Sitting and chatting at HMF over Railcar No. 91 cocktails (named for Flagler’s personal railcar) is a perfect ending to a day of golf at The Breakers, which like the rest of the resort offers historic and modern options.
Just outside the front door of the hotel is the Ocean Course, the state’s oldest 18-hole layout. Originally designed by Alexander Findlay in 1896 and redesigned a century later by Brian Silva, the Ocean Course demands short-game skill rather than brute power.
If your game is lacking in either or both departments, on-site help is at the ready with the John Webster Academy. Webster, a PGA member for two decades and a former South Florida Teacher of the Year, boasts a range of students from Tom Kite to Thomas Friedman. He and his staff, armed with a state-of-the-art learning center, create personal tutorials that students can take home. It’s not uncommon for someone who took a lesson at The Breakers six months ago to continue getting help from the staff through video and email – the same kind of personal touch evident everywhere else at the property.
The Breakers’ off-site golf getaway is the Rees Jones Course, a 7,104-yard layout that challenges scratch golfers just as much as 15-handicap amateurs. Jones took the original 1968 layout and added length and water in 2004, though landscaping around the additional water features minimizes the intimidation. Greens are kept at lightning speeds, quicker than the Ocean Course, continuing the theme of a pro-caliber test. In a county full of top-shelf courses, the Rees Jones Course has a case as the best.
The Breakers runs a complimentary shuttle to the course.

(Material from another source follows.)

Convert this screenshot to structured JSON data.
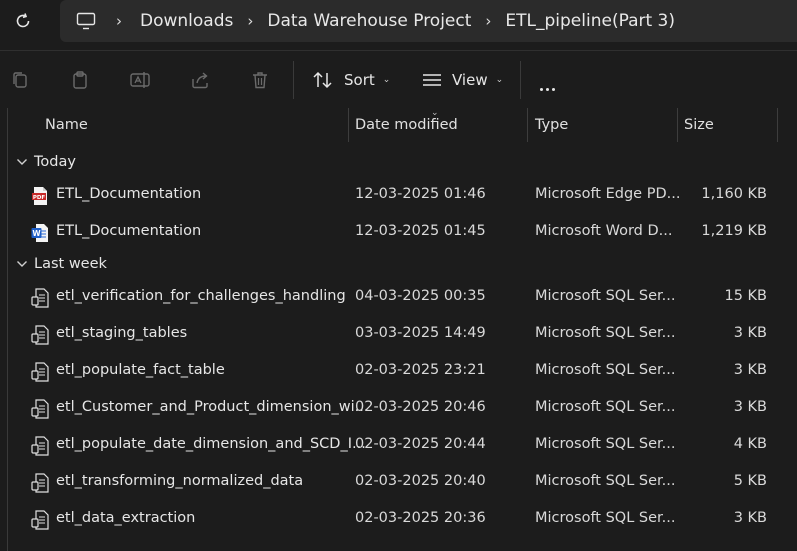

That’s one circumstance where it’s OK to leave the legendary resort behind, though fortunately for just a few hours.
If You Go…
The Breakers Palm Beach
One South County Road